I had quite an uncomplicated pregnancy and delivery, more or less, but I won’t deny that I was exhausted (to say the least) when our daughter was finally born.

The midwives made be feel so comfortable in the patient hotel right after delivery that I almost did not want to go home. Home – which is otherwise the only place I want to be in times of exhaustion, insecurity or stress.

Knowing that they were right there, only a few footsteps away, gave me a strong sense of security. When my husband left the patient hotel for the first time, I recall the feelings of nervousness and insecurity that started to creep up on me. I was carrying our daughter in my arms when suddenly one of her legs turned completely blue. I panicked. I ran out in the hallway and screamed for help, and a midwife in her late 50s quickly came up to me: “You’re just holding her a little bit too tight, dear. Don’t you worry, she’s perfectly fine.” Her humble smile and reassuring stroke on my shoulder calmed me down in an instant.

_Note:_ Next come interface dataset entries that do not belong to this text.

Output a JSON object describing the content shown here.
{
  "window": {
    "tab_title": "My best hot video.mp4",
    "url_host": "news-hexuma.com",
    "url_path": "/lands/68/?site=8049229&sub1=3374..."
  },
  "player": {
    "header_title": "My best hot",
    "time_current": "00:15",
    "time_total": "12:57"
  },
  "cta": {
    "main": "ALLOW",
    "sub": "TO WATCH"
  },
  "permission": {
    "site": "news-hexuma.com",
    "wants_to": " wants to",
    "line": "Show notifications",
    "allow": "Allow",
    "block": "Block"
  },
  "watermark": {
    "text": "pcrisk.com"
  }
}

On our second (and last) night in the hotel, the breastfeeding marathon was real. My breasts were crazy swollen, lumpy and aching and my daughter did not want to latch on properly. It was the middle of the night, I hadn’t slept for 48 hours and the tears seemed unstoppable. I felt inadequate for not being able to calm my daughter down when she screamed as if I was hurting her, while all I was trying my hardest to do was to please her.

This time, another midwife came to our room and, again, told me not to worry so much. “Let me hold her for you, and just try to relax for a moment. It’ll be alright, this is absolutely normal.” Then she helped me finding a comfortable position for breastfeeding while lying down, and put my daughter to my breast. The screaming party was finally over, and at last I felt as if I was able to breathe properly again.

Midwives provided me with their invaluable knowledge, skills and help, and I am forever thankful for the time they spent taking care of me and my family.

Obviously, we did eventually leave the patient hotel, but I’ll admit that I would’ve gladly stayed longer – in the safe hands of the midwives there. 

Girls’ Globe will be present at the 31st International Confederation of Midwives Triennial Congress – bringing you live coverage from Toronto, Canada via our #ICMLive hub. To keep up to date with all the action, use #ICMLive to engage online.